Last week my backyard was a pool due to the rain and the snowmelt. Unfortunately the ground is still frozen and there’s nowhere for the water to go. This means the water pools and the levels get higher, or I find a way to make the water go somewhere else. I had to spend an hour with a pickaxe making a trench to let the water drain away from my garage doors and into a lower portion of my yard. As you can see in the picture above, the dogs didn’t mind.
As much as this weather keeps us inside, I highly recommend you take a walk around the outside of your house. Water is an extremely tenacious intruder and you need to keep an eye on it. How about some times on springtime tips to prevent water entering your home?
Look for areas that the water is pooling. Look for areas that the water could get into a door or window. Look for the source of water, such as an eavestrough or downspout.
Sometimes you can simply carve a trench in the snow or ice to give the water an easy retreat. See my pickaxe fun up above.
Ensure your eavestroughs and downspouts are clear at the top and bottom. Once they are flowing, make sure your downspouts have extensions to discharge as far from the house as is reasonably possible. A good rule of thumb is that it should be at least 6 feet, or at least one foot horizontally for every foot of depth of your foundation below grade.
Don’t just hope or assume your house is impenetrable. If there’s any chance at all the water might get in you want to plan for that. Make sure valuables are up off the basement floor by at least a small amount. That might make a difference between an annoying wet floor or the destruction of precious belongings.
It doesn’t hurt to install a few water sensors in areas that are most likely to suffer water infiltration. They can be standalone sensors or they can be connected to your alarm system or smart phone. They will alarm or send a signal if they get wet.
Test your sump pump regularly. If it isn’t working properly, replace it. The $1-200 to replace your pump is a heck of a lot lower than your $2000 water damage deductible. And that assumes your policy covers water damage.
While we’re on insurance, when was the last time you reviewed your insurance policy with your trusted insurance professional?

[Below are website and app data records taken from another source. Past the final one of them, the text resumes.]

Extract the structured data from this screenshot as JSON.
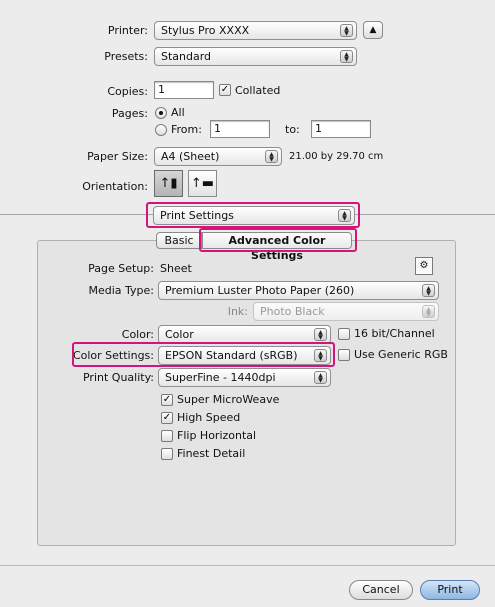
{
  "printer": {
    "label": "Printer:",
    "value": "Stylus Pro XXXX"
  },
  "presets": {
    "label": "Presets:",
    "value": "Standard"
  },
  "copies": {
    "label": "Copies:",
    "value": "1",
    "collated_label": "Collated"
  },
  "pages": {
    "label": "Pages:",
    "all_label": "All",
    "from_label": "From:",
    "from_value": "1",
    "to_label": "to:",
    "to_value": "1"
  },
  "paper_size": {
    "label": "Paper Size:",
    "value": "A4 (Sheet)",
    "dimensions": "21.00 by 29.70 cm"
  },
  "orientation": {
    "label": "Orientation:"
  },
  "panel_menu": {
    "value": "Print Settings"
  },
  "tabs": {
    "basic": "Basic",
    "advanced": "Advanced Color Settings"
  },
  "page_setup": {
    "label": "Page Setup:",
    "value": "Sheet"
  },
  "media_type": {
    "label": "Media Type:",
    "value": "Premium Luster Photo Paper (260)"
  },
  "ink": {
    "label": "Ink:",
    "value": "Photo Black"
  },
  "color": {
    "label": "Color:",
    "value": "Color",
    "bit16_label": "16 bit/Channel"
  },
  "color_settings": {
    "label": "Color Settings:",
    "value": "EPSON Standard (sRGB)",
    "generic_label": "Use Generic RGB"
  },
  "print_quality": {
    "label": "Print Quality:",
    "value": "SuperFine - 1440dpi"
  },
  "options": [
    {
      "label": "Super MicroWeave",
      "checked": true
    },
    {
      "label": "High Speed",
      "checked": true
    },
    {
      "label": "Flip Horizontal",
      "checked": false
    },
    {
      "label": "Finest Detail",
      "checked": false
    }
  ],
  "buttons": {
    "cancel": "Cancel",
    "print": "Print"
  },
  "colors": {
    "highlight": "#d4147a",
    "default_button": "#a8c8ea"
  }
}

Ask them about discounts for sump pumps, backflow preventing valves, etc.
Between snowmelt and spring rains, as well as sporadic freezing and thawing temperatures, there is a lot of opportunity for water to become an unexpected and unwanted intruder in your home. You should consider water to be much more of a threat to your home than fire or human shenanigans. A little bit of vigilance goes a long way to keeping water out and keeping your house safe.
And hey. Sometimes we find interesting things when the snow melts away. At a recent home inspection these shoes made themselves apparent after a winter hibernation.